The Iranian economy would remain fragile, though “not to the brink of collapse” if most of the sanctions remain in place, the IIF said.
Under such a “pessimistic” scenario, Iran would post 1.8% growth next year and its foreign reserves would steadily decrease from about $80 billion this year to $46.9 billion by the end of 2023.
About 90% of Iran’s official reserves are frozen abroad due to US sanctions.


Norwegian Air gets govt backing for survival plan

Norwegian Air gets govt backing for survival plan
Updated 47 min ago

Norwegian Air gets govt backing for survival plan

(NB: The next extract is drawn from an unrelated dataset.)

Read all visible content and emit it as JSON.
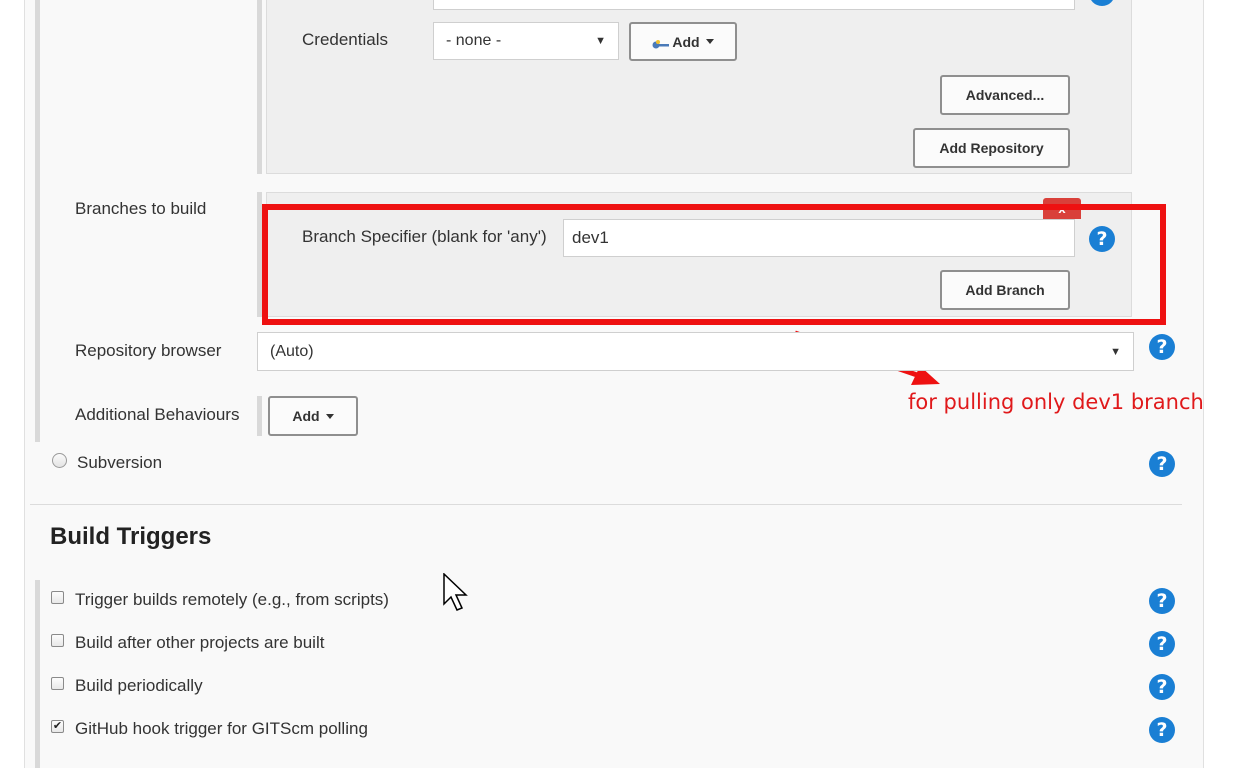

Norwegian Air gets govt backing for survival plan
  • Low-cost carrier to end long-haul operations and instead focus on European cities

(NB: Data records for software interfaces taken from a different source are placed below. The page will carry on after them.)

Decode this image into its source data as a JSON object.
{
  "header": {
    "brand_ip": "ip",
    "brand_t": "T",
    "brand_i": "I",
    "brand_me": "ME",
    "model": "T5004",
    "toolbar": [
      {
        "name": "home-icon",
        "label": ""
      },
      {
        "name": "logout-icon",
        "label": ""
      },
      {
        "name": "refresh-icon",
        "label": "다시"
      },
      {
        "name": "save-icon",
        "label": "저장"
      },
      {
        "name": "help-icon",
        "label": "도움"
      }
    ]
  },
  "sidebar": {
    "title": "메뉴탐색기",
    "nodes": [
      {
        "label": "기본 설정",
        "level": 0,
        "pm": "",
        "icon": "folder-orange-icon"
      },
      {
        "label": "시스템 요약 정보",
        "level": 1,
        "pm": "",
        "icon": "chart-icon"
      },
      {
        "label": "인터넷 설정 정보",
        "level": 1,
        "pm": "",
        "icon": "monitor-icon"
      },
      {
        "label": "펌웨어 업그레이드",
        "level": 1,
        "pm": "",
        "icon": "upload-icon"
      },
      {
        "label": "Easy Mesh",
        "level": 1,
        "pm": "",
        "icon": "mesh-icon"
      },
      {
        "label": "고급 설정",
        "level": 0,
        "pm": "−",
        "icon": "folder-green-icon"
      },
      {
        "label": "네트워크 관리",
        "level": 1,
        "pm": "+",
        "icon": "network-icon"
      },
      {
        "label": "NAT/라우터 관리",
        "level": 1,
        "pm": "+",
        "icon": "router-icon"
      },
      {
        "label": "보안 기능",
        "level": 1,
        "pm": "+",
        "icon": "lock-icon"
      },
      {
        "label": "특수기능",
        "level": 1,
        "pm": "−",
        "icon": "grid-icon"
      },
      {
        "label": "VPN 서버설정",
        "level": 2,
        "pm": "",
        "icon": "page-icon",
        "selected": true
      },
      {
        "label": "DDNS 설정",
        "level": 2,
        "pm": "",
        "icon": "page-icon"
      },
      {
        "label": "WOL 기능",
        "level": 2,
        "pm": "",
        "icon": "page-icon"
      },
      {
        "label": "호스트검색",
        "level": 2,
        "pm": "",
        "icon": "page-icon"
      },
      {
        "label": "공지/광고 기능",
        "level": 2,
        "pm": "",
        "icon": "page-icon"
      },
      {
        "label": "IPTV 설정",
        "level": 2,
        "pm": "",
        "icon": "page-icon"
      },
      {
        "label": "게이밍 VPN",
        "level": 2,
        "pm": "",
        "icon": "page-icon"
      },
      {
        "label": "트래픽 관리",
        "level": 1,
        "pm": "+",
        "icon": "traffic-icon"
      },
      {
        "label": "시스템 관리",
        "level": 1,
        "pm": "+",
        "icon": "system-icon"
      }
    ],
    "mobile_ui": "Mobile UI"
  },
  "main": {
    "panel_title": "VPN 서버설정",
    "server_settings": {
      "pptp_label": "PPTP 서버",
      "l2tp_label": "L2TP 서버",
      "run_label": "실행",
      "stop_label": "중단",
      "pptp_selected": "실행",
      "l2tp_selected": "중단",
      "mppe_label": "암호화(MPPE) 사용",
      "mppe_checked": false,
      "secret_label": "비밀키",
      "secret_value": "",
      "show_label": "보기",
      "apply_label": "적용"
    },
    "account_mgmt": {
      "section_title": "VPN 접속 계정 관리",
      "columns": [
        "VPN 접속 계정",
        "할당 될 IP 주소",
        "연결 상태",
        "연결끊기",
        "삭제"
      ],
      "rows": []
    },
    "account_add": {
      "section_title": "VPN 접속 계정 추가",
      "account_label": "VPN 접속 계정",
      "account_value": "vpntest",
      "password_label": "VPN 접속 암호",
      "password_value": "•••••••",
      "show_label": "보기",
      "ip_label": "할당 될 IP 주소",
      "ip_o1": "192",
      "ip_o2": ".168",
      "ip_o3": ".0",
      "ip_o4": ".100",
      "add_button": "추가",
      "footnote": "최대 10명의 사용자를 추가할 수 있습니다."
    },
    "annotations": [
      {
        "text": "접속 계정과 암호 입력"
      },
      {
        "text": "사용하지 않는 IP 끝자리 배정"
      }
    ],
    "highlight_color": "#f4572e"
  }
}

OSLO, Norway:  The Norwegian state said on Thursday it was ready to offer aid to Norwegian Air, after the ailing low-cost airline presented a new plan to survive its COVID-induced crisis.

Hit hard by the COVID-19 pandemic’s impact on travel, having already been in financial trouble before, Norwegian applied for bankruptcy protection in both Ireland and Norway in December to buy time to work out a solution with its creditors.

The low-cost airline presented a series of proposals on Jan. 14, including an end to its long-haul flights in favor of a refocusing on Europe, and a massive debt reduction target coupled with raising new capital.

The government was asked to support the plan and has now signaled its willingness, on condition that private investors “do their part.”

“The plan seems more robust than the one we said no to in October. That’s why we are ready to contribute,” Trade Minister Iselin Nybo said in a statement.

Norwegian’s shares jumped by nearly 16 percent on the Oslo Stock Exchange, although they are still down by more than 98 percent year-on-year.

BACKGROUND

Norwegian, Europe’s third largest low-cost airline until the pandemic paralyzed global air transport last year, has seen its debt and losses pile up since 2017.

The state, which extended 3 billion kroner ($356 million, €292 million) in public guarantees to Norwegian last year before turning off the tap, could offer aid in the form of a “hybrid” loan that can be converted into shares later.

But the government made clear it had no intention of becoming an owner.

“Norwegian needs, among other things, to bring in long-term strategic shareholders. The state has no ambition to become a shareholder,” Nybo said.

Oslo said its condition would be that Norwegian manage to raise 4.5 billion Norwegian kroner (€440 million) in new capital “mainly” from strategic institutional investors.

An airline statement welcomed the government’s response, saying “it significantly increases Norwegian’s chances of working through the crisis caused by the pandemic.”

“We still have a lot of work ahead of us, but a participation from the government underscores that we are heading in the right direction,” Norwegian CEO Jacob Schram said separately.

Norwegian, Europe’s third largest low-cost airline until the pandemic paralyzed global air transport last year, has seen its debt and losses pile up since 2017.

The airline had a pre-COVID-19 fleet of 140 aircraft, of which only six are currently airborne, and the number of employees is down to 600, from more than 10,000 before the crisis.

The company plans to reduce debt to 20 billion kroner and put some 50 aircraft back into operation this year, followed by about 70 more in 2022.

It will also scrap long-haul subsidiaries in Britain, France, Italy and the US.